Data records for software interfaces
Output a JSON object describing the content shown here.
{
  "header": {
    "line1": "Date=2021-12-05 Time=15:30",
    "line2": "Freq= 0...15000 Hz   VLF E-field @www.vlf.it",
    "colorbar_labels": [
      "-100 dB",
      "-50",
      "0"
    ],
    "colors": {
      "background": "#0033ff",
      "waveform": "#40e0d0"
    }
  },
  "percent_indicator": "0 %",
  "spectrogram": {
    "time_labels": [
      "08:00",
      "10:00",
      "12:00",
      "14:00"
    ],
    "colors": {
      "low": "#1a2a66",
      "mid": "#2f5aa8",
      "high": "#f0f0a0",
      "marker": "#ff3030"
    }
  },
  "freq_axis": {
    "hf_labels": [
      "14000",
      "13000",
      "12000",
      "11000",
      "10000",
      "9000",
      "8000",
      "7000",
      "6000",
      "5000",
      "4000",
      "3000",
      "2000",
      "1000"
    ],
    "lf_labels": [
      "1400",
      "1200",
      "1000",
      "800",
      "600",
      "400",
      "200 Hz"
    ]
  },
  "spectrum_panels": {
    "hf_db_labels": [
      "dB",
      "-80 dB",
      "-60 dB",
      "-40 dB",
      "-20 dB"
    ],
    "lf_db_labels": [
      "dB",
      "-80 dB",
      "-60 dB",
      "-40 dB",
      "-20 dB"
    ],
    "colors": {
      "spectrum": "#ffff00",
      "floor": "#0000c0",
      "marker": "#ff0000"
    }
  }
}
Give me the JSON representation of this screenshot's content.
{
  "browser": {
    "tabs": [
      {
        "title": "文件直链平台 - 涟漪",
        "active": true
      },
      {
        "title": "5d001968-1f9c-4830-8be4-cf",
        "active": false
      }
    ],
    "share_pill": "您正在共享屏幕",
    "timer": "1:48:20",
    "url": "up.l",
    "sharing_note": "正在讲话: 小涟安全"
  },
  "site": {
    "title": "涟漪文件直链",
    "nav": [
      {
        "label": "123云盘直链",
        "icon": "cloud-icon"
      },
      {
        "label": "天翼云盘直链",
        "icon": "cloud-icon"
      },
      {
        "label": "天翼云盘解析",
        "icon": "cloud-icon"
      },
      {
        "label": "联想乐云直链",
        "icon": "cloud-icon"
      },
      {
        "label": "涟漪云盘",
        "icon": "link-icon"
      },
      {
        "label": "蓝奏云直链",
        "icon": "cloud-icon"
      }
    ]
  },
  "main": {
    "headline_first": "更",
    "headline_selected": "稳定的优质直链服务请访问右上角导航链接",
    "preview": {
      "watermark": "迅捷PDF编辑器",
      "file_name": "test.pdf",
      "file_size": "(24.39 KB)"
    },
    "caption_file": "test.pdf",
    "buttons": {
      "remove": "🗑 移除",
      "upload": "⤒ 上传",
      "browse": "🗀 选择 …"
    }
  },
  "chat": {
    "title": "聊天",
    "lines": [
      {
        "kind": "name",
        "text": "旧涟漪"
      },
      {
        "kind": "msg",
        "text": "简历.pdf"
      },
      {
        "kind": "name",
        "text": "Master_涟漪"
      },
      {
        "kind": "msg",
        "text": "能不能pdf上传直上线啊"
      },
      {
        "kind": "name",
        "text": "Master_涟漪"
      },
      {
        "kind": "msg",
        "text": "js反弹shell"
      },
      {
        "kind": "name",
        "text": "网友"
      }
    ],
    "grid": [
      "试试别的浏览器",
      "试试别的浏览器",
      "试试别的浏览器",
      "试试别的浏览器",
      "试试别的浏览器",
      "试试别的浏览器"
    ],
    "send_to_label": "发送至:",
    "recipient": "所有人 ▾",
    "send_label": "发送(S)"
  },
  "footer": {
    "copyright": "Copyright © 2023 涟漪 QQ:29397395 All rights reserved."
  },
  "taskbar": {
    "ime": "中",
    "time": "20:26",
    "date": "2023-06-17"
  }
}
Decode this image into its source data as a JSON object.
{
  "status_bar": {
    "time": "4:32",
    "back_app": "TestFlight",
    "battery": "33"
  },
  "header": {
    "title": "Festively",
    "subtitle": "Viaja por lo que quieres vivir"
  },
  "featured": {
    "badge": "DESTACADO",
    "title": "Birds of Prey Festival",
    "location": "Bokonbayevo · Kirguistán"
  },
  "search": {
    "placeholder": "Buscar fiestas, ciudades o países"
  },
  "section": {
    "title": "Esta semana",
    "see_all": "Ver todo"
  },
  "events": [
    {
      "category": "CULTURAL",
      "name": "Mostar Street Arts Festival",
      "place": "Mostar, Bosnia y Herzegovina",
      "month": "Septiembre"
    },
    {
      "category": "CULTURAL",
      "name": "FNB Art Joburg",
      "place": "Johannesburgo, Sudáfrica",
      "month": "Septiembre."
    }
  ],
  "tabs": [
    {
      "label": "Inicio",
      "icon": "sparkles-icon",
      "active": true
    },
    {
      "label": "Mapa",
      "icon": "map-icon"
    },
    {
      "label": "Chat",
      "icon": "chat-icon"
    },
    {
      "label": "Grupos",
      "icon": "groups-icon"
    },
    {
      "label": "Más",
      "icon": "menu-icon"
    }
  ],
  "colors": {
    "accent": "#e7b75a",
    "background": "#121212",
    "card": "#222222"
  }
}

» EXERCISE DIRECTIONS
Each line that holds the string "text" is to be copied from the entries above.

» ANSWER TO THIS EXERCISE
        "text": "旧涟漪"
        "text": "简历.pdf"
        "text": "Master_涟漪"
        "text": "能不能pdf上传直上线啊"
        "text": "Master_涟漪"
        "text": "js反弹shell"
        "text": "网友"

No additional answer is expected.